## Required action
Filter the listing below, please, and copy only the lines with the word "Дата".

## Provided data
• • • •
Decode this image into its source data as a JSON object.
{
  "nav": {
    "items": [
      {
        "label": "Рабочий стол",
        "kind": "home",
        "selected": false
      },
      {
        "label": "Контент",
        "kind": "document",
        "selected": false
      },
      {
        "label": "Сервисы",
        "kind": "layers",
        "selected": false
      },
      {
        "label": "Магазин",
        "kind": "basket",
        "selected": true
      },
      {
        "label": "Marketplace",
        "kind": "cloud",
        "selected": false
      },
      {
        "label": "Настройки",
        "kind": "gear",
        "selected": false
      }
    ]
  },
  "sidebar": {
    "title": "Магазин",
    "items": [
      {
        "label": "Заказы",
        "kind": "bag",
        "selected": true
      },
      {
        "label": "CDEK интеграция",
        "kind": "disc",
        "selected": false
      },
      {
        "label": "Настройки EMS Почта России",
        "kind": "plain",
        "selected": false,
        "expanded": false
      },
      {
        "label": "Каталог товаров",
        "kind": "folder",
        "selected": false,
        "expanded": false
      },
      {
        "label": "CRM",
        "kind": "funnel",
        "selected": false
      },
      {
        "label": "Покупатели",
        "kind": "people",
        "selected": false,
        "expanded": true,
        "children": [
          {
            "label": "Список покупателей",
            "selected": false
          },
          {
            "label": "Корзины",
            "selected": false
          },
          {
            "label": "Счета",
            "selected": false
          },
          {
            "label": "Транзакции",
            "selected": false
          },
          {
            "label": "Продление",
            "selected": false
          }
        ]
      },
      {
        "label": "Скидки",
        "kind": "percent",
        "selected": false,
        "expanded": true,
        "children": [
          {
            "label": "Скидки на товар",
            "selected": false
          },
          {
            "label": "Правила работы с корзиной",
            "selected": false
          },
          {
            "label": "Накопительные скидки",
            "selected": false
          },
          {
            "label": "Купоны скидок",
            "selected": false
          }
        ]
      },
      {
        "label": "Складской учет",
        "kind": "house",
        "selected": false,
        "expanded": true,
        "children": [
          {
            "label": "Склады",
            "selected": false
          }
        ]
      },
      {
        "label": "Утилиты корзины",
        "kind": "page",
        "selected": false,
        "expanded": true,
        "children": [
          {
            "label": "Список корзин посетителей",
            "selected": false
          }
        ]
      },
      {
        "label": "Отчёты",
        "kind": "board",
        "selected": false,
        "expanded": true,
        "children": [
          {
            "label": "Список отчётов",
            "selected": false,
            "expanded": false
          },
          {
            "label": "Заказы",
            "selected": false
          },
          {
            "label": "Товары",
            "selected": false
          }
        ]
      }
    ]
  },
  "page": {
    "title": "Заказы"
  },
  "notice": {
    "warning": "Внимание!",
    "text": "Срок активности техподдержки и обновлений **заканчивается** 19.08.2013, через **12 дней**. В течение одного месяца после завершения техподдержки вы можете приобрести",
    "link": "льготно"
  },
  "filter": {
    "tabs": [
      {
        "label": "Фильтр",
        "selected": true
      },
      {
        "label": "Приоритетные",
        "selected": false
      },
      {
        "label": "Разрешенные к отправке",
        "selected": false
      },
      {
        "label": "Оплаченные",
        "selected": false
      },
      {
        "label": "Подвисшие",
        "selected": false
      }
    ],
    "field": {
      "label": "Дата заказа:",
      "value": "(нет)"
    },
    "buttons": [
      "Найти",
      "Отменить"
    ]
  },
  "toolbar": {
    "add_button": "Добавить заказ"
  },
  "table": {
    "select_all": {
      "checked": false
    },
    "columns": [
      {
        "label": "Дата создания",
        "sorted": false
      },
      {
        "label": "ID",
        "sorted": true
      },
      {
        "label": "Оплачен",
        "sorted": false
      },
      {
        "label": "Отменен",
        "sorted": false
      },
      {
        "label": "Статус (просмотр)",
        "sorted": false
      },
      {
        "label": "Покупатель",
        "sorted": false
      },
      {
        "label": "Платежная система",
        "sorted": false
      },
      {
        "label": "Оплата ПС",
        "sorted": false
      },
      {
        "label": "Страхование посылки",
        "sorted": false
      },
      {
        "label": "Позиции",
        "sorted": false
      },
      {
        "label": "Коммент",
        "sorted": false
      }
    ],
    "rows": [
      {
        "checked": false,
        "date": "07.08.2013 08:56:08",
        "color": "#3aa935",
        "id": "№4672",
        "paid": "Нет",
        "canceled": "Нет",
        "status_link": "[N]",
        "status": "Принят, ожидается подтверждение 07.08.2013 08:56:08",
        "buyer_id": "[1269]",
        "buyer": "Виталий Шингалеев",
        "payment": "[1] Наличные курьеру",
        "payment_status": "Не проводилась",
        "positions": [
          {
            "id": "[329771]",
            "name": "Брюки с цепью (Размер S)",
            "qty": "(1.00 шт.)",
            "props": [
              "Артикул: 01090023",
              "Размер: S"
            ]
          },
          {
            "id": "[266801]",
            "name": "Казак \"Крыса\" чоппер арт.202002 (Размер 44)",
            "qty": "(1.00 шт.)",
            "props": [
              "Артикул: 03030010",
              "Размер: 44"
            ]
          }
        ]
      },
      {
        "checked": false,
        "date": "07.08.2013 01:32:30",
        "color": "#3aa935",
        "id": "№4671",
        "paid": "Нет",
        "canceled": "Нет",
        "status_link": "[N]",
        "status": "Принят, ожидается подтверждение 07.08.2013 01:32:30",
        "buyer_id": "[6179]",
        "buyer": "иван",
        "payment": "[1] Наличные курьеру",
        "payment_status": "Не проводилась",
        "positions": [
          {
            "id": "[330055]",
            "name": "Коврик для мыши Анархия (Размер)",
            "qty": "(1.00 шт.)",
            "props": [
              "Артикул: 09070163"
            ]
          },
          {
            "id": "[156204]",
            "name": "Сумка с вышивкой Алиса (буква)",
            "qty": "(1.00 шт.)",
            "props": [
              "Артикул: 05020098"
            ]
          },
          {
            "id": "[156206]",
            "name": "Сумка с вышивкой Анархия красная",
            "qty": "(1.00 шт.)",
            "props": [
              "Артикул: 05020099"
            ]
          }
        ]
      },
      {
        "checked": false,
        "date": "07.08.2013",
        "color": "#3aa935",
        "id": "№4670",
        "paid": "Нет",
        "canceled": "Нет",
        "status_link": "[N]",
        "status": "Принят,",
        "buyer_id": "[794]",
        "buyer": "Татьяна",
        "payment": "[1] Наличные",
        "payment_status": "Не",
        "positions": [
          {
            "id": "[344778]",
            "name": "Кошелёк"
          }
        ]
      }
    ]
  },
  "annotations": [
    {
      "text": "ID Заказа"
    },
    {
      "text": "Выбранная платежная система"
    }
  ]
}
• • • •
## Response area
      "label": "Дата заказа:",
        "label": "Дата создания",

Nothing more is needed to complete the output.